But while it is convenient for analysts and campaign advisers (us included) to talk about women as a group of voters, and focus on how much candidate X trails candidate Y among women, the reality is more complicated. It's more accurate to think of the gender gap as the accumulation of many smaller margins among different demographic groupings of women, the totality of which lean toward the Democratic column. Within each of these margins are different influences, experiences and socioeconomic realities that, taken together, make the common reference to the gender gap a clear oversimplification.
There are reasons analysts tend to look at it this way, even while many are aware of the complexities it masks. One such reason is that, in most polls, there is simply not enough data to drill too far down into narrower subgroups. A single poll of 500 Massachusetts voters will never give us enough Republican women, for instance, since they make up only about 6 percent of the electorate. When larger data sets are available, such as the national presidential exit polls, enough detail is available to allow analysts to dig deeper.
This year, we have enough data for a closer examination here in Massachusetts. Combining all of the 2,700 interviews back to the beginning of the WBUR tracking poll together yields enough data to break the female vote down into its constituent parts.
Specifically, we were looking for which groups of women tend to favor Democrats by larger margins, and which groups tend to favor Republicans more. In order to account for the fact that the overall margin between Republican gubernatorial candidate Charlie Baker and Democrat Martha Coakley has shifted over the course of the tracking poll, we looked at how much more Democratic or more Republican each groups skews when compared to female voters as a whole. This allows us to see how spread across the political spectrum the different subgroups of women actually are.
The results make a compelling case against the notion of a single "gender gap." Far from being a monolith, there are large differences among women voters based on party, race, geography and socioeconomic status.
- Party: As one might expect, each candidate is winning the women of their respective party. Baker is doing a whopping 74 points better with GOP women than with women overall. But because there are nearly four times as many female Democrats as female Republicans, Coakley's advantage among Democrats carries more weight. Baker also holds a 14-point advantage with unenrolled women, which comprise the largest share of the electorate, but even that lead is overcome by Coakley's Democratic margin.
- Race: Baker does better among white women than women as a whole, mirroring national political dynamics. In 2012, Mitt Romney beat Barack Obama among white women (56 percent to 42 percent) but was undone by massive margins for Obama among nonwhite women. The net result was that Obama won "women" by 11 points, which is all some analysts mention. A similar split is present here in Massachusetts, though not quite as large at the moment. Coakley's margin among nonwhite women is 25 points better than women as a whole and serves as a big part of her overall strength among women.
- Geography: Women in Boston and the inner suburbs are much more likely to be with Coakley than women elsewhere. This is deeply interwoven with Democrats' recent successes in Boston and also reflects dynamics related to race, party affiliation and socioeconomic status.
- Socioeconomic status: Women across the socioeconomic spectrum also vote differently.
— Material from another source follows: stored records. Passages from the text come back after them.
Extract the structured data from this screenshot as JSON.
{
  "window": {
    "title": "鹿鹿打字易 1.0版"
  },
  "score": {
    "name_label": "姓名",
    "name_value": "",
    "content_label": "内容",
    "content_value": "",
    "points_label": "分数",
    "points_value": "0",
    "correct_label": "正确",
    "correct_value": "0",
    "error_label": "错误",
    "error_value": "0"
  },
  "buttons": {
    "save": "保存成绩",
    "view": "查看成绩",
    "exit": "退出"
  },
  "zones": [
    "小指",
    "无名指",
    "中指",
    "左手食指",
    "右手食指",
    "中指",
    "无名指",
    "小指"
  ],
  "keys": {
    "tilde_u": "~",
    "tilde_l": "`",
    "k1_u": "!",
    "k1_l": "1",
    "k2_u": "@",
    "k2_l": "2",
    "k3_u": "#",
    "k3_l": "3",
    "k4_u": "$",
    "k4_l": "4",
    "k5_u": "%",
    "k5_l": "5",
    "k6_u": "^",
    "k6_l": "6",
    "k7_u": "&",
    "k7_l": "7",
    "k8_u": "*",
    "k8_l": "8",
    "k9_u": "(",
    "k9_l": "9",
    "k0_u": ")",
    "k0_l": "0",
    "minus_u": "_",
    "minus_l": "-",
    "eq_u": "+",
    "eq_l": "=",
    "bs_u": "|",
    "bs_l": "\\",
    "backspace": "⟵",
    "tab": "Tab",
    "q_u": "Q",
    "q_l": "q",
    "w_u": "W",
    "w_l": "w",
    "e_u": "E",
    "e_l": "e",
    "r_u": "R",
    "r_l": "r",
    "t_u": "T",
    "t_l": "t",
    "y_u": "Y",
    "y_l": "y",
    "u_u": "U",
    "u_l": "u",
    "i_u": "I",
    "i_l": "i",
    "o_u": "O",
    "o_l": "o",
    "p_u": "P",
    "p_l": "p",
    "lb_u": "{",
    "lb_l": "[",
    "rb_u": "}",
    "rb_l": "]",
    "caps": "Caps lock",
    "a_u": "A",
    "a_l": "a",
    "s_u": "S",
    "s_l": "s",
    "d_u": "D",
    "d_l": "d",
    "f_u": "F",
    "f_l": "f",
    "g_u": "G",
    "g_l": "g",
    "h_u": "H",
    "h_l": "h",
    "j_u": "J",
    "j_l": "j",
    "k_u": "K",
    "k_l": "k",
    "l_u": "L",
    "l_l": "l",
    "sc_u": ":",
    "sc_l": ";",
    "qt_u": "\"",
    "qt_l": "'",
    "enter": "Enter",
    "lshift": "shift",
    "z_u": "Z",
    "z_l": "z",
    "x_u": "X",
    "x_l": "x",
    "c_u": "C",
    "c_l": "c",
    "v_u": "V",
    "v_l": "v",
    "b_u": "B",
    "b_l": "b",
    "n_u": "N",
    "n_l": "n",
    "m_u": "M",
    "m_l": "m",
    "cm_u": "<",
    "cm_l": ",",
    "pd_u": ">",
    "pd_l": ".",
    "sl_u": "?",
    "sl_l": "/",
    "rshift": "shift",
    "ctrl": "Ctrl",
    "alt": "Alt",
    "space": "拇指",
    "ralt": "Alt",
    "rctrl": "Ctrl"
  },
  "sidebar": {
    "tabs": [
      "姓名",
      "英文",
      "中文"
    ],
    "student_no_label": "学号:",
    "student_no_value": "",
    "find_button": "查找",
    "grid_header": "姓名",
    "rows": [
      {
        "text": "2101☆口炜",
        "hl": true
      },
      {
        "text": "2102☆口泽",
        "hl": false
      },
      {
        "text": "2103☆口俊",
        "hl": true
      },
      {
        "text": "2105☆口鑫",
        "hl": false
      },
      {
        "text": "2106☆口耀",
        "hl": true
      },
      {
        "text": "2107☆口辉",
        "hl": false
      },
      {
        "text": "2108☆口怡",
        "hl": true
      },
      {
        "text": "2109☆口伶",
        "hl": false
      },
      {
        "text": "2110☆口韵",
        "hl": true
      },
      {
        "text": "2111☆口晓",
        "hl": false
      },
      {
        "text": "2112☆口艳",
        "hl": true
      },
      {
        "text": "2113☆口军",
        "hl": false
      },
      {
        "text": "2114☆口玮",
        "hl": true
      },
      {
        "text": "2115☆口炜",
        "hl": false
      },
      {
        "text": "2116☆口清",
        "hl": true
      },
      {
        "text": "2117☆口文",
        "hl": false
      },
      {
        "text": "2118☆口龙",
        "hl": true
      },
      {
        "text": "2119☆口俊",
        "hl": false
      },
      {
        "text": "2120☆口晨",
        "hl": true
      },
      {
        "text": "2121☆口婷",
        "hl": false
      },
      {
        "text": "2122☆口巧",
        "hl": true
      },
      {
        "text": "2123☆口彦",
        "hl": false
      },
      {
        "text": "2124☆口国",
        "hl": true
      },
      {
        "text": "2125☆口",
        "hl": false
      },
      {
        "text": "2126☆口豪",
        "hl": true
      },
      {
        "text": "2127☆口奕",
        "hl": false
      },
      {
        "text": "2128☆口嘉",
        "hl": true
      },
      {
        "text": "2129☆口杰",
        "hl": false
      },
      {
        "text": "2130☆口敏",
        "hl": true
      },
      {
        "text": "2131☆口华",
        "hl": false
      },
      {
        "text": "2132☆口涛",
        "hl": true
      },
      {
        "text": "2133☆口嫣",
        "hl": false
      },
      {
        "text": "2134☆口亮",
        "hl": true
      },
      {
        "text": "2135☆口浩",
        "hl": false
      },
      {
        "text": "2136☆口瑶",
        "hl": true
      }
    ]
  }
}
Baker does better among the wealthiest women, but Coakley has the edge with the other income brackets. Coakley leads among the most educated women, while those with less than an advanced degree favor Baker slightly.
One dynamic we have not explored in our own polling is the role of marriage. But all of the factors we have discussed so far are tightly wound in with the so-called "marriage gap," or the tendency of married women to vote more conservatively than unmarried women.
While we have not asked a question of marital status in our tracking polls, others have done so and have speculated about the needed performance for each candidate among married vs unmarried women. By way of example, Obama won among unmarried women by 36 points, while losing married women by 7 to Romney, according to 2012 exit polls. So the gap is large enough that it can easily be the difference between winning and losing.
While some part of these differing voting patterns may have to do with marital status, there are also demographic factors at play. Kay Hymowitz of City Journal summarized it as follows:
Analysts offer a number of theories about the marriage gap: married women are more financially stable and therefore less reliant on government assistance; they care less about reproductive issues than about their pocketbooks and security; when they marry, they adopt their husbands’ political preferences. But the obvious reason for the marriage gap is that for several decades now, married women have become likelier to be white, educated, affluent, and older—demographic groups that leaned Republican in this election.
Similarly, unmarried women voted just the way you’d expect them to, considering their age, income, education, race, and ethnicity.
So is the gender gap as important as pundits make it out to be? Does it even exist? Different subgroups of women vote differently, influenced by their own situations and values. The totality of these patterns do lean Democrat, yes. But it's at least questionable whether the sum is more important than the constituent parts. The overlaps between the demographics of each subgroup make parsing out the truly important factors difficult. But whatever is driving women's choices, the key takeaway is that women do not vote in a single bloc. Campaigns that forget that and try to appeal to women as women, instead of as voters, do so at their own peril.
Steve Koczela is the lead writer for Poll Vault and president of The MassINC Polling Group. Rich Parr is research director of The MassINC Polling Group.